Task objective:
Write out all records as given; omit images.

*** Opening Supplied data ***

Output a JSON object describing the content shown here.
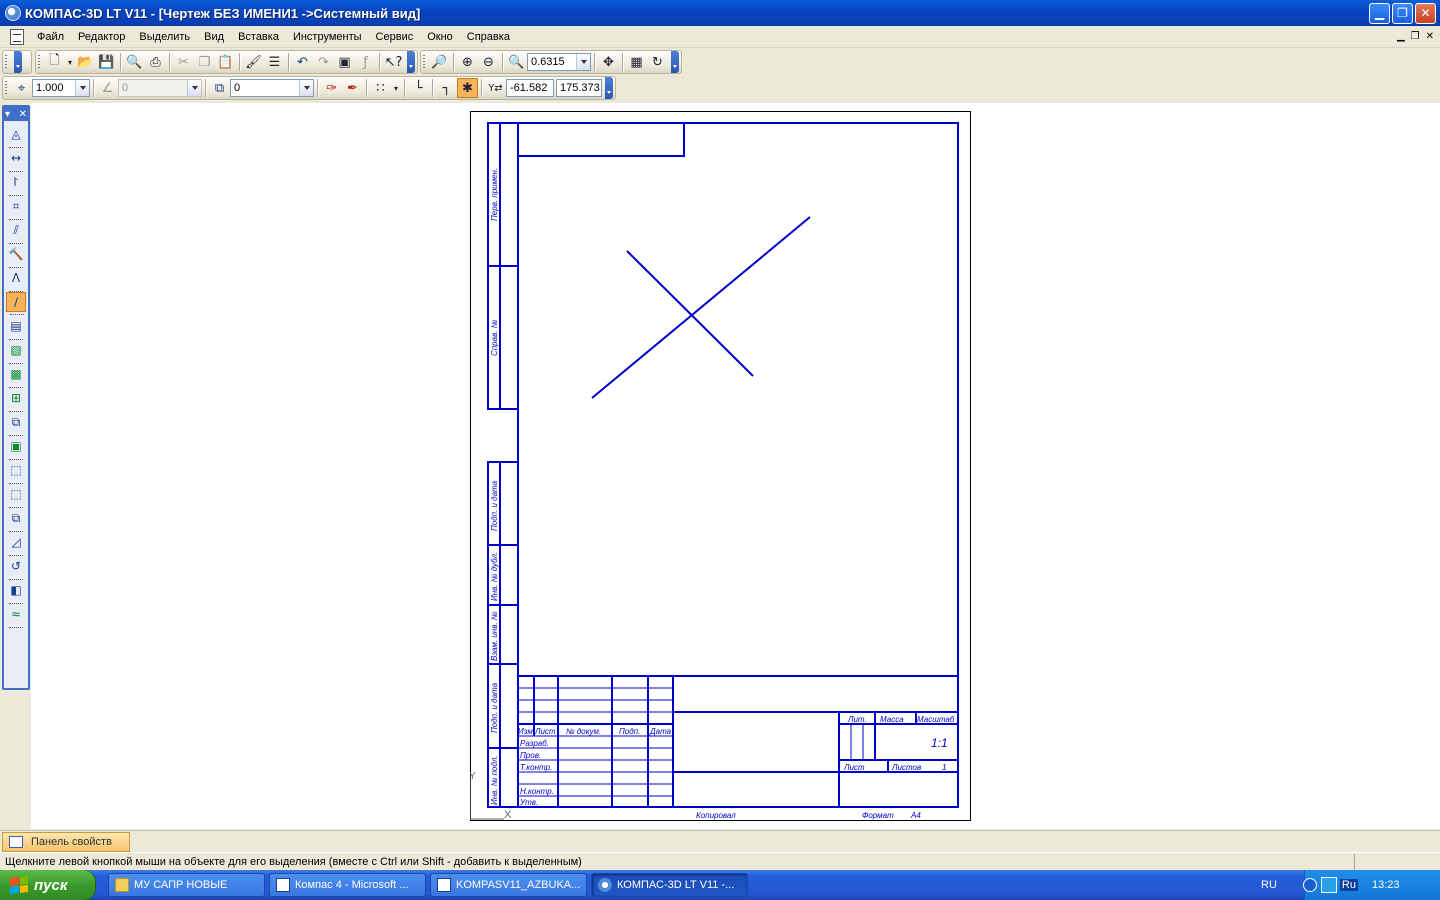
{
  "window": {
    "title": "КОМПАС-3D LT V11 - [Чертеж БЕЗ ИМЕНИ1 ->Системный вид]"
  },
  "menu": {
    "items": [
      "Файл",
      "Редактор",
      "Выделить",
      "Вид",
      "Вставка",
      "Инструменты",
      "Сервис",
      "Окно",
      "Справка"
    ]
  },
  "toolbar": {
    "zoom_value": "0.6315"
  },
  "current_state": {
    "step_value": "1.000",
    "angle_value": "0",
    "layer_value": "0",
    "coord_x": "-61.582",
    "coord_y": "175.373"
  },
  "drawing": {
    "title_block": {
      "col_izm": "Изм.",
      "col_list": "Лист",
      "col_ndoc": "№ докум.",
      "col_podp": "Подп.",
      "col_data": "Дата",
      "row_razrab": "Разраб.",
      "row_prov": "Пров.",
      "row_tkontr": "Т.контр.",
      "row_nkontr": "Н.контр.",
      "row_utv": "Утв.",
      "lit": "Лит.",
      "massa": "Масса",
      "masshtab": "Масштаб",
      "scale_value": "1:1",
      "list": "Лист",
      "listov": "Листов",
      "listov_value": "1",
      "kopiroval": "Копировал",
      "format": "Формат",
      "format_value": "A4"
    },
    "side_labels": {
      "perv_primen": "Перв. примен.",
      "sprav_n": "Справ. №",
      "podp_data_1": "Подп. и дата",
      "inv_dubl": "Инв. № дубл.",
      "vzam_inv": "Взам. инв. №",
      "podp_data_2": "Подп. и дата",
      "inv_podl": "Инв. № подл."
    },
    "axis_x": "X",
    "axis_y": "Y"
  },
  "properties_panel": {
    "tab_label": "Панель свойств"
  },
  "status": {
    "message": "Щелкните левой кнопкой мыши на объекте для его выделения (вместе с Ctrl или Shift - добавить к выделенным)"
  },
  "taskbar": {
    "start_label": "пуск",
    "tasks": [
      "МУ САПР НОВЫЕ",
      "Компас 4 - Microsoft ...",
      "KOMPASV11_AZBUKA...",
      "КОМПАС-3D LT V11 -..."
    ],
    "lang": "RU",
    "lang_indicator": "Ru",
    "clock": "13:23"
  },
  "colors": {
    "drawing_line": "#0000cc",
    "titlebar": "#0a46c4",
    "active_tool": "#f6b35a"
  }
}
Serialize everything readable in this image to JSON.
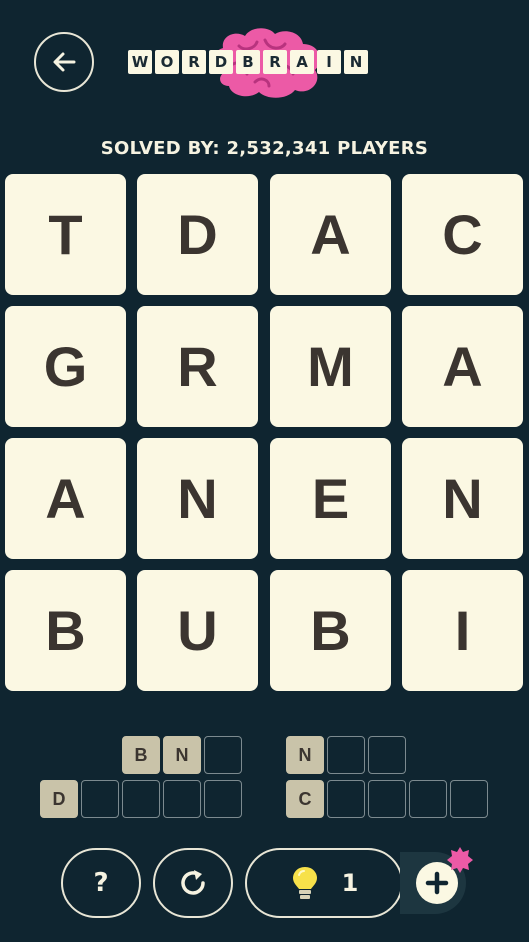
{
  "header": {
    "back_icon": "arrow-left-icon",
    "logo_left": [
      "W",
      "O",
      "R",
      "D"
    ],
    "logo_right": [
      "B",
      "R",
      "A",
      "I",
      "N"
    ],
    "logo_colors": {
      "brain": "#ec5aa6",
      "tile": "#fbf8e3"
    }
  },
  "solved_text": "SOLVED BY: 2,532,341 PLAYERS",
  "board": [
    [
      "T",
      "D",
      "A",
      "C"
    ],
    [
      "G",
      "R",
      "M",
      "A"
    ],
    [
      "A",
      "N",
      "E",
      "N"
    ],
    [
      "B",
      "U",
      "B",
      "I"
    ]
  ],
  "answers": [
    {
      "letters": [
        "B",
        "N",
        ""
      ]
    },
    {
      "letters": [
        "N",
        "",
        ""
      ]
    },
    {
      "letters": [
        "D",
        "",
        "",
        "",
        ""
      ]
    },
    {
      "letters": [
        "C",
        "",
        "",
        "",
        ""
      ]
    }
  ],
  "controls": {
    "help_label": "?",
    "hint_count": "1",
    "icons": [
      "question-icon",
      "refresh-icon",
      "lightbulb-icon",
      "plus-icon",
      "star-badge-icon"
    ]
  },
  "colors": {
    "background": "#0f2530",
    "tile": "#fbf8e3",
    "filled_slot": "#c9c3a9"
  }
}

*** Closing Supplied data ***

Task response:
Output a JSON object describing the content shown here.
{
  "window": {
    "title": "КОМПАС-3D LT V11 - [Чертеж БЕЗ ИМЕНИ1 ->Системный вид]"
  },
  "menu": {
    "items": [
      "Файл",
      "Редактор",
      "Выделить",
      "Вид",
      "Вставка",
      "Инструменты",
      "Сервис",
      "Окно",
      "Справка"
    ]
  },
  "toolbar": {
    "zoom_value": "0.6315"
  },
  "current_state": {
    "step_value": "1.000",
    "angle_value": "0",
    "layer_value": "0",
    "coord_x": "-61.582",
    "coord_y": "175.373"
  },
  "drawing": {
    "title_block": {
      "col_izm": "Изм.",
      "col_list": "Лист",
      "col_ndoc": "№ докум.",
      "col_podp": "Подп.",
      "col_data": "Дата",
      "row_razrab": "Разраб.",
      "row_prov": "Пров.",
      "row_tkontr": "Т.контр.",
      "row_nkontr": "Н.контр.",
      "row_utv": "Утв.",
      "lit": "Лит.",
      "massa": "Масса",
      "masshtab": "Масштаб",
      "scale_value": "1:1",
      "list": "Лист",
      "listov": "Листов",
      "listov_value": "1",
      "kopiroval": "Копировал",
      "format": "Формат",
      "format_value": "A4"
    },
    "side_labels": {
      "perv_primen": "Перв. примен.",
      "sprav_n": "Справ. №",
      "podp_data_1": "Подп. и дата",
      "inv_dubl": "Инв. № дубл.",
      "vzam_inv": "Взам. инв. №",
      "podp_data_2": "Подп. и дата",
      "inv_podl": "Инв. № подл."
    },
    "axis_x": "X",
    "axis_y": "Y"
  },
  "properties_panel": {
    "tab_label": "Панель свойств"
  },
  "status": {
    "message": "Щелкните левой кнопкой мыши на объекте для его выделения (вместе с Ctrl или Shift - добавить к выделенным)"
  },
  "taskbar": {
    "start_label": "пуск",
    "tasks": [
      "МУ САПР НОВЫЕ",
      "Компас 4 - Microsoft ...",
      "KOMPASV11_AZBUKA...",
      "КОМПАС-3D LT V11 -..."
    ],
    "lang": "RU",
    "lang_indicator": "Ru",
    "clock": "13:23"
  },
  "colors": {
    "drawing_line": "#0000cc",
    "titlebar": "#0a46c4",
    "active_tool": "#f6b35a"
  }
}
Serialize everything readable in this image to JSON.
{
  "header": {
    "back_icon": "arrow-left-icon",
    "logo_left": [
      "W",
      "O",
      "R",
      "D"
    ],
    "logo_right": [
      "B",
      "R",
      "A",
      "I",
      "N"
    ],
    "logo_colors": {
      "brain": "#ec5aa6",
      "tile": "#fbf8e3"
    }
  },
  "solved_text": "SOLVED BY: 2,532,341 PLAYERS",
  "board": [
    [
      "T",
      "D",
      "A",
      "C"
    ],
    [
      "G",
      "R",
      "M",
      "A"
    ],
    [
      "A",
      "N",
      "E",
      "N"
    ],
    [
      "B",
      "U",
      "B",
      "I"
    ]
  ],
  "answers": [
    {
      "letters": [
        "B",
        "N",
        ""
      ]
    },
    {
      "letters": [
        "N",
        "",
        ""
      ]
    },
    {
      "letters": [
        "D",
        "",
        "",
        "",
        ""
      ]
    },
    {
      "letters": [
        "C",
        "",
        "",
        "",
        ""
      ]
    }
  ],
  "controls": {
    "help_label": "?",
    "hint_count": "1",
    "icons": [
      "question-icon",
      "refresh-icon",
      "lightbulb-icon",
      "plus-icon",
      "star-badge-icon"
    ]
  },
  "colors": {
    "background": "#0f2530",
    "tile": "#fbf8e3",
    "filled_slot": "#c9c3a9"
  }
}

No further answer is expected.